Harris, K. D., Groh, J. M., DiCarlo, J., Fries, P., Kaschube, M., Laurent, G., et al. (2019). Functional properties of circuits, cellular populations, and areas. In W. Singer, T. J. Seijnowski, & P. Rakic (Eds.), The neocortex (pp. 223-272). Cambridge: MIT Press.


Cite as: https://hdl.handle.net/21.11116/0000-0006-4245-2
Abstract
A central goal of systems neuroscience is to understand how the brain represents and processes information to guide behavior (broadly defined as encompassing perception, cognition, and observable outcomes of those mental states through action). These concepts have been central to research in this field for at least sixty years, and research efforts have taken a variety of approaches. At this Forum, our discussions focused on what is meant by “functional” and “inter-areal,” what new concepts have emerged over the last several decades, and how we need to update and refresh these concepts and approaches for the coming decade.

In this chapter, we consider some of the historical conceptual frameworks that have shaped consideration of neural coding and brain function, with an eye toward what aspects have held up well, what aspects need to be revised, and what new concepts may foster future work.
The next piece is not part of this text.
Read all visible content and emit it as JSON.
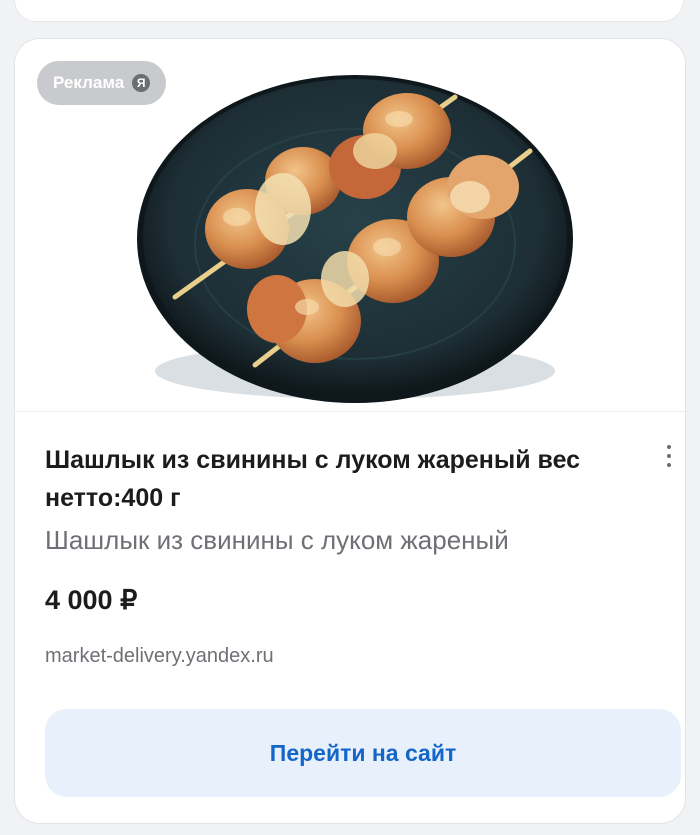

Conceptual frameworks need to be revised periodically lest they become counter­productive and actually blind us to the significance of novel discoveries. Take, for example, hippocampal place cells: their accidental discovery led to the generation of new conceptual frameworks linking phenomena (e.g., memory, spatial navigation, and sleep) that previously seemed disparate, revealing unimagined mechanistic connections. Progress in scientific understanding requires an iterative loop from experiment to model/theory and back. Without such periodic reassessment, fields of scientific inquiry risk becoming bogged down by the propagation of outdated frameworks, often across multiple generations of researchers. This not only limits the impact of the truly new and unexpected, it hinders the pace of progress.